If you have been around this site much, you know I am a Mary Oliver fan. She has several poems on grief that have been meaningful to me.
This first poem on grief may not be a natural fit for those in the early stages of grief. It feels like something you have to grow into on your own time. It could serve as a prayer for the journey.
Love sorrow. She is yours now, and you must
take care of what has been
given. Brush her hair, help her
into her little coat, hold her hand,
especially when crossing a street. For, think,
what if you should lose her? Then you would be
sorrow yourself; her drawn face, her sleeplessness
would be yours. Take care, touch
her forehead that she feel herself not so
utterly alone. And smile, that she does not
altogether forget the world before the lesson.
Have patience in abundance. And do not
ever lie or ever leave her even for a moment
by herself, which is to say, possibly, again,
abandoned. She is strange, mute, difficult,
sometimes unmanageable but, remember, she is a child.
And amazing things can happen. And you may see,
as the two of you go
walking together in the morning light, how
little by little she relaxes; she looks about her;
she begins to grow.
I am in love with Ocean
lifting her thousands of white hats
in the chop of the storm,
or lying smooth and blue, the
loveliest bed in the world.
In the personal life, there is
always grief more than enough,
a heart-load for each of us
on the dusty road. I suppose
there is a reason for this, so I will be
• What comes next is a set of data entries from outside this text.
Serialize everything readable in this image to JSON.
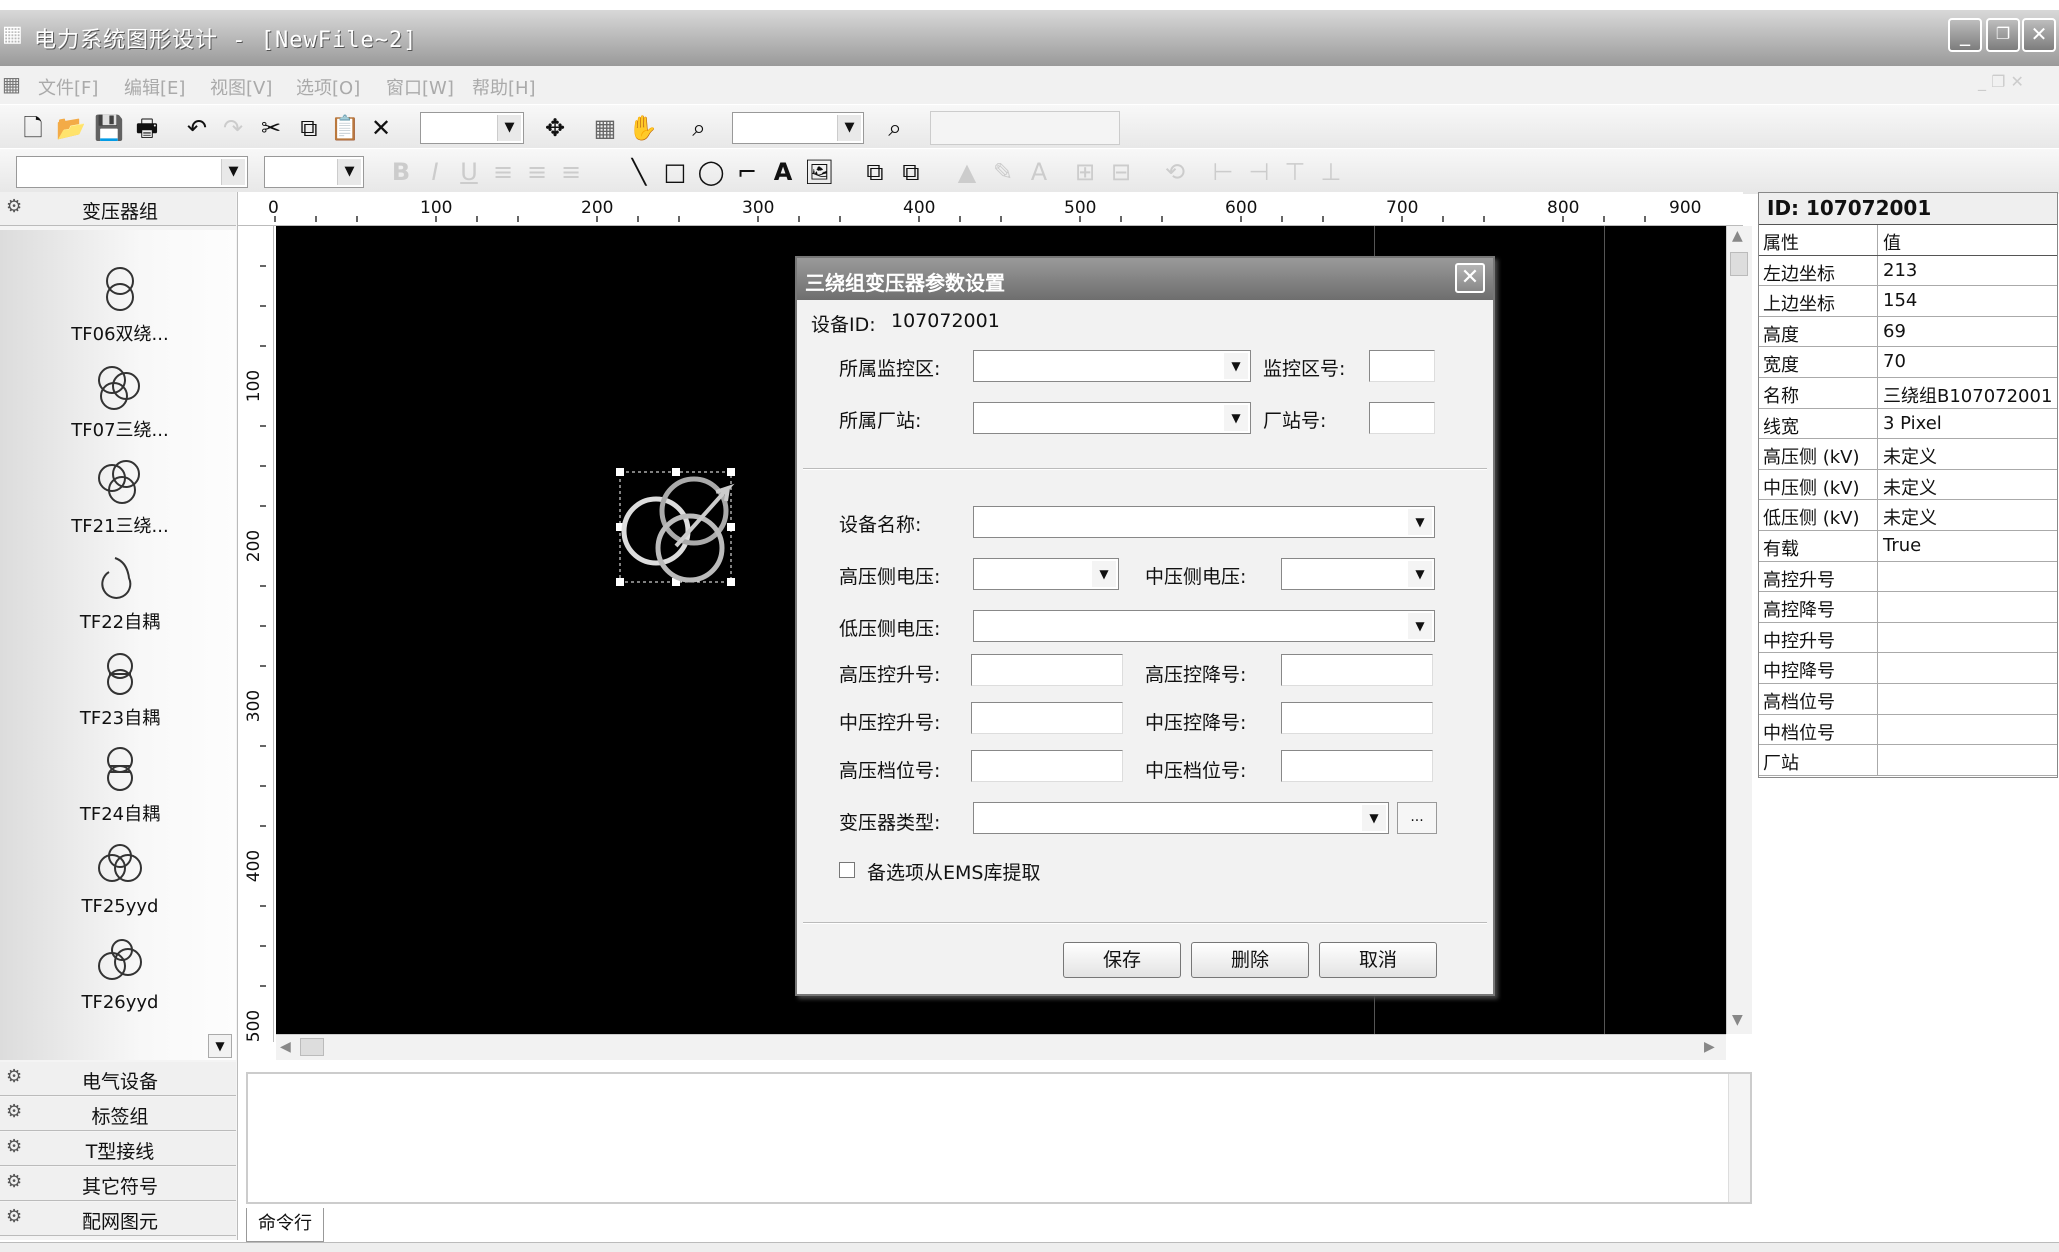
{
  "window": {
    "title": "电力系统图形设计 - [NewFile~2]",
    "min_glyph": "_",
    "restore_glyph": "❐",
    "close_glyph": "✕"
  },
  "menu": [
    "文件[F]",
    "编辑[E]",
    "视图[V]",
    "选项[O]",
    "窗口[W]",
    "帮助[H]"
  ],
  "left_panel": {
    "active_group": "变压器组",
    "symbols": [
      {
        "label": "TF06双绕...",
        "icon": "two-winding-transformer-icon"
      },
      {
        "label": "TF07三绕...",
        "icon": "three-winding-transformer-icon"
      },
      {
        "label": "TF21三绕...",
        "icon": "three-winding-transformer-icon"
      },
      {
        "label": "TF22自耦",
        "icon": "auto-transformer-icon"
      },
      {
        "label": "TF23自耦",
        "icon": "auto-transformer-icon"
      },
      {
        "label": "TF24自耦",
        "icon": "auto-transformer-icon"
      },
      {
        "label": "TF25yyd",
        "icon": "yyd-transformer-icon"
      },
      {
        "label": "TF26yyd",
        "icon": "yyd-transformer-icon"
      }
    ],
    "groups": [
      "电气设备",
      "标签组",
      "T型接线",
      "其它符号",
      "配网图元"
    ]
  },
  "ruler": {
    "h_ticks": [
      "0",
      "100",
      "200",
      "300",
      "400",
      "500",
      "600",
      "700",
      "800",
      "900"
    ],
    "v_ticks": [
      "100",
      "200",
      "300",
      "400",
      "500"
    ]
  },
  "command_tab": "命令行",
  "properties": {
    "id_header": "ID: 107072001",
    "col_name": "属性",
    "col_value": "值",
    "rows": [
      {
        "k": "左边坐标",
        "v": "213"
      },
      {
        "k": "上边坐标",
        "v": "154"
      },
      {
        "k": "高度",
        "v": "69"
      },
      {
        "k": "宽度",
        "v": "70"
      },
      {
        "k": "名称",
        "v": "三绕组B107072001"
      },
      {
        "k": "线宽",
        "v": "3 Pixel"
      },
      {
        "k": "高压侧 (kV)",
        "v": "未定义"
      },
      {
        "k": "中压侧 (kV)",
        "v": "未定义"
      },
      {
        "k": "低压侧 (kV)",
        "v": "未定义"
      },
      {
        "k": "有载",
        "v": "True"
      },
      {
        "k": "高控升号",
        "v": ""
      },
      {
        "k": "高控降号",
        "v": ""
      },
      {
        "k": "中控升号",
        "v": ""
      },
      {
        "k": "中控降号",
        "v": ""
      },
      {
        "k": "高档位号",
        "v": ""
      },
      {
        "k": "中档位号",
        "v": ""
      },
      {
        "k": "厂站",
        "v": ""
      }
    ]
  },
  "dialog": {
    "title": "三绕组变压器参数设置",
    "device_id_label": "设备ID:",
    "device_id": "107072001",
    "monitor_area_label": "所属监控区:",
    "monitor_no_label": "监控区号:",
    "station_label": "所属厂站:",
    "station_no_label": "厂站号:",
    "device_name_label": "设备名称:",
    "hv_label": "高压侧电压:",
    "mv_label": "中压侧电压:",
    "lv_label": "低压侧电压:",
    "hv_up_label": "高压控升号:",
    "hv_down_label": "高压控降号:",
    "mv_up_label": "中压控升号:",
    "mv_down_label": "中压控降号:",
    "hv_tap_label": "高压档位号:",
    "mv_tap_label": "中压档位号:",
    "type_label": "变压器类型:",
    "browse_label": "...",
    "ems_checkbox_label": "备选项从EMS库提取",
    "ems_checked": false,
    "save": "保存",
    "delete": "删除",
    "cancel": "取消"
  }
}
patient, acquiescent. But I will live
nowhere except here, by Ocean, trusting
equally in all the blast and welcome
of her sorrowless, salt self.
I wake earlier, now that the birds have come
And sing in the unfailing trees.
On a cot by an open window
I lie like land used up, while spring unfolds.
Now of all voyagers I remember, who among them
Did not board ship with grief among their maps?—
Till it seemed men never go somewhere, they only leave
Wherever they are, when the dying begins.
For myself, I find my wanting life
Implores no novelty and no disguise of distance;
Where, in what country, might I put down these thoughts,
Who still am citizen of this fallen city?
On a cot by an open window, I lie and remember
While the birds in the trees sing of the circle of time.
Let the dying go on, and let me, if I can,
Inherit from disaster before I move.
O, I go to see the great ships ride from harbor,
And my wounds leap with impatience; yet I turn back
To sort the weeping ruins of my house:
Here or nowhere I will make peace with the fact.
New and Selected Poems
The next two Mary Oliver poems on grief are also included elsewhere on the site. They come from her book Thirst
which she wrote following the death of her partner. It has become a favorite of mine on my own grief journey.
After Her Death
I am trying to find the lesson
for tomorrow. Matthew something.
Which lectionary? I have not
forgotten the Way, but, a little,
the way to the Way. The trees keep whispering
peace, peace, and the birds
in the shallows are full of the
bodies of small fish and are
content. They open their wings
so easily, and fly. It is still
I open the book
which the strange, difficult, beautiful church
has given me. To Matthew. Anywhere.
by Mary Oliver
A Pretty Song
From the complications of loving you
I think there is no end or return.
No answer, no coming out of it.
Which is the only way to love, isn't it?
This isn't a playground, this is
earth, our heaven, for a while.
Therefore I have given precedence
to all my sudden, sullen, dark moods
that hold you in the center of my world.
And I say to my body: grow thinner still.
And I say to my fingers, type me a pretty song,
And I say to my heart: rave on.
by Mary Oliver
Read more poems on grief by returning to the main page for grief poems. Read about my poems on grief in Seasons of Solace. Have you written poems on grief? Consider sharing one or more with us at your bereavement poem page. Need Poetry Help? Return from poems on grief to Journey through Grief homepage